** Material for this task **
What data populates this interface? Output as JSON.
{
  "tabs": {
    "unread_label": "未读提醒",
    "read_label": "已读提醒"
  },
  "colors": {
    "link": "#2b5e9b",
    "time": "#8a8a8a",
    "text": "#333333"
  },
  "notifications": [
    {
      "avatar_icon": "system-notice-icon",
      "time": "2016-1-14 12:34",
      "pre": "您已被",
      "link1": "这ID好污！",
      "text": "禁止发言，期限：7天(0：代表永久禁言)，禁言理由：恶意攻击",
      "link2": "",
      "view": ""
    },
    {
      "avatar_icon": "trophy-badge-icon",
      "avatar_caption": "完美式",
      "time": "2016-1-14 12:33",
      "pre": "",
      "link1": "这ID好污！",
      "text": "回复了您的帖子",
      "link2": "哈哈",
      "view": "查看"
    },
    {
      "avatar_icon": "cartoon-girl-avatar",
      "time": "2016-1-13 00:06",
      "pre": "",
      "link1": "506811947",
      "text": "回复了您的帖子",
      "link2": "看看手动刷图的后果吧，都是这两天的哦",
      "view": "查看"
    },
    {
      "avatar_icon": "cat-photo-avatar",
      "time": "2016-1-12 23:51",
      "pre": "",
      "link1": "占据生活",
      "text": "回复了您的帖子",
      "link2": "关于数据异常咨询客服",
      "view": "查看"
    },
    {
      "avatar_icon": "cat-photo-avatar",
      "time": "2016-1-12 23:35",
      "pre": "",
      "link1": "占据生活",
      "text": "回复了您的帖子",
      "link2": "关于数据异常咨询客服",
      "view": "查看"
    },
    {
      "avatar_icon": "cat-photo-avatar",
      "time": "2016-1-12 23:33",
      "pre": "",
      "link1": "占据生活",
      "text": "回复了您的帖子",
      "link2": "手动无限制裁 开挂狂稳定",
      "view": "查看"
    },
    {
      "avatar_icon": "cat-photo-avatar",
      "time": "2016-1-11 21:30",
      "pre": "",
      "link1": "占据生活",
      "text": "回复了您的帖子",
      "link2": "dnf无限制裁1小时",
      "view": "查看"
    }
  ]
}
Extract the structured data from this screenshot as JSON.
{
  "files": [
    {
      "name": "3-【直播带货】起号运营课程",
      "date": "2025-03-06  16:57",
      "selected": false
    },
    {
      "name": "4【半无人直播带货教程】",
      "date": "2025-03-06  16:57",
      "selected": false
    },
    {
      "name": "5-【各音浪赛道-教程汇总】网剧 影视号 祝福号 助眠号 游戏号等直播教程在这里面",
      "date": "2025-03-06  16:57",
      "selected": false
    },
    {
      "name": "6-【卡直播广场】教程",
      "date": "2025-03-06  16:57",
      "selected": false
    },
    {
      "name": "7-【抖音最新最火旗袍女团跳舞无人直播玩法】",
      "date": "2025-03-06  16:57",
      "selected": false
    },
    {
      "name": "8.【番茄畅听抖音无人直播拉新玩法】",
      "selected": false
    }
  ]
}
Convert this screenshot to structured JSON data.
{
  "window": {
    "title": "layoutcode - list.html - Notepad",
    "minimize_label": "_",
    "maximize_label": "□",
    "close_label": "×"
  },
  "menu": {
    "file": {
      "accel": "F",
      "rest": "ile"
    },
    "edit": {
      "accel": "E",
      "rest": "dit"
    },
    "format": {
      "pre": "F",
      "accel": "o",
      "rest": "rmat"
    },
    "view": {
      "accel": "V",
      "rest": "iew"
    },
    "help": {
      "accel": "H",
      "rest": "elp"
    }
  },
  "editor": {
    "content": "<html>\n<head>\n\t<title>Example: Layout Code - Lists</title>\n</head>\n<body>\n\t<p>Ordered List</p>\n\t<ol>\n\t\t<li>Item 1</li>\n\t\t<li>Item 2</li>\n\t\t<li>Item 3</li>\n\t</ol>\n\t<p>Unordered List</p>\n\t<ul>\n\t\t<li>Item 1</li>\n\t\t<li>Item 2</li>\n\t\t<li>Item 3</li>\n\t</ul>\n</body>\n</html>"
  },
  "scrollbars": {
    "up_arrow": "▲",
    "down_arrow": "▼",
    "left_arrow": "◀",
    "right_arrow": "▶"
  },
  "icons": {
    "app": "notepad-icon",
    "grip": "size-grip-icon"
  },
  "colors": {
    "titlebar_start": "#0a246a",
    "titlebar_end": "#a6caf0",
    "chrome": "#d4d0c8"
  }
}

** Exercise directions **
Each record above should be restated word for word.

** Output of the task **
What data populates this interface? Output as JSON.
{
  "tabs": {
    "unread_label": "未读提醒",
    "read_label": "已读提醒"
  },
  "colors": {
    "link": "#2b5e9b",
    "time": "#8a8a8a",
    "text": "#333333"
  },
  "notifications": [
    {
      "avatar_icon": "system-notice-icon",
      "time": "2016-1-14 12:34",
      "pre": "您已被",
      "link1": "这ID好污！",
      "text": "禁止发言，期限：7天(0：代表永久禁言)，禁言理由：恶意攻击",
      "link2": "",
      "view": ""
    },
    {
      "avatar_icon": "trophy-badge-icon",
      "avatar_caption": "完美式",
      "time": "2016-1-14 12:33",
      "pre": "",
      "link1": "这ID好污！",
      "text": "回复了您的帖子",
      "link2": "哈哈",
      "view": "查看"
    },
    {
      "avatar_icon": "cartoon-girl-avatar",
      "time": "2016-1-13 00:06",
      "pre": "",
      "link1": "506811947",
      "text": "回复了您的帖子",
      "link2": "看看手动刷图的后果吧，都是这两天的哦",
      "view": "查看"
    },
    {
      "avatar_icon": "cat-photo-avatar",
      "time": "2016-1-12 23:51",
      "pre": "",
      "link1": "占据生活",
      "text": "回复了您的帖子",
      "link2": "关于数据异常咨询客服",
      "view": "查看"
    },
    {
      "avatar_icon": "cat-photo-avatar",
      "time": "2016-1-12 23:35",
      "pre": "",
      "link1": "占据生活",
      "text": "回复了您的帖子",
      "link2": "关于数据异常咨询客服",
      "view": "查看"
    },
    {
      "avatar_icon": "cat-photo-avatar",
      "time": "2016-1-12 23:33",
      "pre": "",
      "link1": "占据生活",
      "text": "回复了您的帖子",
      "link2": "手动无限制裁 开挂狂稳定",
      "view": "查看"
    },
    {
      "avatar_icon": "cat-photo-avatar",
      "time": "2016-1-11 21:30",
      "pre": "",
      "link1": "占据生活",
      "text": "回复了您的帖子",
      "link2": "dnf无限制裁1小时",
      "view": "查看"
    }
  ]
}
Extract the structured data from this screenshot as JSON.
{
  "files": [
    {
      "name": "3-【直播带货】起号运营课程",
      "date": "2025-03-06  16:57",
      "selected": false
    },
    {
      "name": "4【半无人直播带货教程】",
      "date": "2025-03-06  16:57",
      "selected": false
    },
    {
      "name": "5-【各音浪赛道-教程汇总】网剧 影视号 祝福号 助眠号 游戏号等直播教程在这里面",
      "date": "2025-03-06  16:57",
      "selected": false
    },
    {
      "name": "6-【卡直播广场】教程",
      "date": "2025-03-06  16:57",
      "selected": false
    },
    {
      "name": "7-【抖音最新最火旗袍女团跳舞无人直播玩法】",
      "date": "2025-03-06  16:57",
      "selected": false
    },
    {
      "name": "8.【番茄畅听抖音无人直播拉新玩法】",
      "selected": false
    }
  ]
}
Convert this screenshot to structured JSON data.
{
  "window": {
    "title": "layoutcode - list.html - Notepad",
    "minimize_label": "_",
    "maximize_label": "□",
    "close_label": "×"
  },
  "menu": {
    "file": {
      "accel": "F",
      "rest": "ile"
    },
    "edit": {
      "accel": "E",
      "rest": "dit"
    },
    "format": {
      "pre": "F",
      "accel": "o",
      "rest": "rmat"
    },
    "view": {
      "accel": "V",
      "rest": "iew"
    },
    "help": {
      "accel": "H",
      "rest": "elp"
    }
  },
  "editor": {
    "content": "<html>\n<head>\n\t<title>Example: Layout Code - Lists</title>\n</head>\n<body>\n\t<p>Ordered List</p>\n\t<ol>\n\t\t<li>Item 1</li>\n\t\t<li>Item 2</li>\n\t\t<li>Item 3</li>\n\t</ol>\n\t<p>Unordered List</p>\n\t<ul>\n\t\t<li>Item 1</li>\n\t\t<li>Item 2</li>\n\t\t<li>Item 3</li>\n\t</ul>\n</body>\n</html>"
  },
  "scrollbars": {
    "up_arrow": "▲",
    "down_arrow": "▼",
    "left_arrow": "◀",
    "right_arrow": "▶"
  },
  "icons": {
    "app": "notepad-icon",
    "grip": "size-grip-icon"
  },
  "colors": {
    "titlebar_start": "#0a246a",
    "titlebar_end": "#a6caf0",
    "chrome": "#d4d0c8"
  }
}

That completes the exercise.